## TASK TO CARRY OUT:
Repeat each line of the records below exactly.

## THE RECORDS:
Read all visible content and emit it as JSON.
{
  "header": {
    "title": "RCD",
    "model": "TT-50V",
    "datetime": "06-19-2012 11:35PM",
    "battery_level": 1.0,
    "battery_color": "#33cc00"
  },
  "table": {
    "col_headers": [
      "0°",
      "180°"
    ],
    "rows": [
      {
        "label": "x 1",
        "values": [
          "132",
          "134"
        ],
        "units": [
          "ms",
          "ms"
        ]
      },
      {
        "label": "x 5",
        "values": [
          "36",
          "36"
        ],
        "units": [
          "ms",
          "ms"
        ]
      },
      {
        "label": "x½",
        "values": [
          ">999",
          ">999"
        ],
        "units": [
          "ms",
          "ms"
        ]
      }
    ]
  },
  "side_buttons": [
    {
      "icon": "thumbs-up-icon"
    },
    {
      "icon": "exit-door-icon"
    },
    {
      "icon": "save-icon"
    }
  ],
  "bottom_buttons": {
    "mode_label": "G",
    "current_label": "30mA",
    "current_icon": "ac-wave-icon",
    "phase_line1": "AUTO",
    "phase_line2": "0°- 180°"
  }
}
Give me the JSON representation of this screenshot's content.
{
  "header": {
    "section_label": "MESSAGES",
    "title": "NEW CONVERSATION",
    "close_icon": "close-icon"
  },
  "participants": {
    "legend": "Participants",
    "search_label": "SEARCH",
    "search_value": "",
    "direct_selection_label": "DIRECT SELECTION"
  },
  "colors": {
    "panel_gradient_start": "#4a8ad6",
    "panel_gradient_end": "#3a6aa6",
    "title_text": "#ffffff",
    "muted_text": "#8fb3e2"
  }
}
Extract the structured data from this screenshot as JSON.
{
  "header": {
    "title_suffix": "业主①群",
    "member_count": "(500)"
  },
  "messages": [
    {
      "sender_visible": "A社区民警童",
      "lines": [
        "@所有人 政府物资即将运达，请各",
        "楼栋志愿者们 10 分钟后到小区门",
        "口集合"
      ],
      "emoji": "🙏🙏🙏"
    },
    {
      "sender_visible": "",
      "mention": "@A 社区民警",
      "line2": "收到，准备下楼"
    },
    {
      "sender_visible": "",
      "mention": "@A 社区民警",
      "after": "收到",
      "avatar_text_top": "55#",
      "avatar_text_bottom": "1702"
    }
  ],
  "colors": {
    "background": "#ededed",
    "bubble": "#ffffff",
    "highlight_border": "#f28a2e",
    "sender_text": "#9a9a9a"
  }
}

## TASK RESPONSE:
Read all visible content and emit it as JSON.
{
  "header": {
    "title": "RCD",
    "model": "TT-50V",
    "datetime": "06-19-2012 11:35PM",
    "battery_level": 1.0,
    "battery_color": "#33cc00"
  },
  "table": {
    "col_headers": [
      "0°",
      "180°"
    ],
    "rows": [
      {
        "label": "x 1",
        "values": [
          "132",
          "134"
        ],
        "units": [
          "ms",
          "ms"
        ]
      },
      {
        "label": "x 5",
        "values": [
          "36",
          "36"
        ],
        "units": [
          "ms",
          "ms"
        ]
      },
      {
        "label": "x½",
        "values": [
          ">999",
          ">999"
        ],
        "units": [
          "ms",
          "ms"
        ]
      }
    ]
  },
  "side_buttons": [
    {
      "icon": "thumbs-up-icon"
    },
    {
      "icon": "exit-door-icon"
    },
    {
      "icon": "save-icon"
    }
  ],
  "bottom_buttons": {
    "mode_label": "G",
    "current_label": "30mA",
    "current_icon": "ac-wave-icon",
    "phase_line1": "AUTO",
    "phase_line2": "0°- 180°"
  }
}
Give me the JSON representation of this screenshot's content.
{
  "header": {
    "section_label": "MESSAGES",
    "title": "NEW CONVERSATION",
    "close_icon": "close-icon"
  },
  "participants": {
    "legend": "Participants",
    "search_label": "SEARCH",
    "search_value": "",
    "direct_selection_label": "DIRECT SELECTION"
  },
  "colors": {
    "panel_gradient_start": "#4a8ad6",
    "panel_gradient_end": "#3a6aa6",
    "title_text": "#ffffff",
    "muted_text": "#8fb3e2"
  }
}
Extract the structured data from this screenshot as JSON.
{
  "header": {
    "title_suffix": "业主①群",
    "member_count": "(500)"
  },
  "messages": [
    {
      "sender_visible": "A社区民警童",
      "lines": [
        "@所有人 政府物资即将运达，请各",
        "楼栋志愿者们 10 分钟后到小区门",
        "口集合"
      ],
      "emoji": "🙏🙏🙏"
    },
    {
      "sender_visible": "",
      "mention": "@A 社区民警",
      "line2": "收到，准备下楼"
    },
    {
      "sender_visible": "",
      "mention": "@A 社区民警",
      "after": "收到",
      "avatar_text_top": "55#",
      "avatar_text_bottom": "1702"
    }
  ],
  "colors": {
    "background": "#ededed",
    "bubble": "#ffffff",
    "highlight_border": "#f28a2e",
    "sender_text": "#9a9a9a"
  }
}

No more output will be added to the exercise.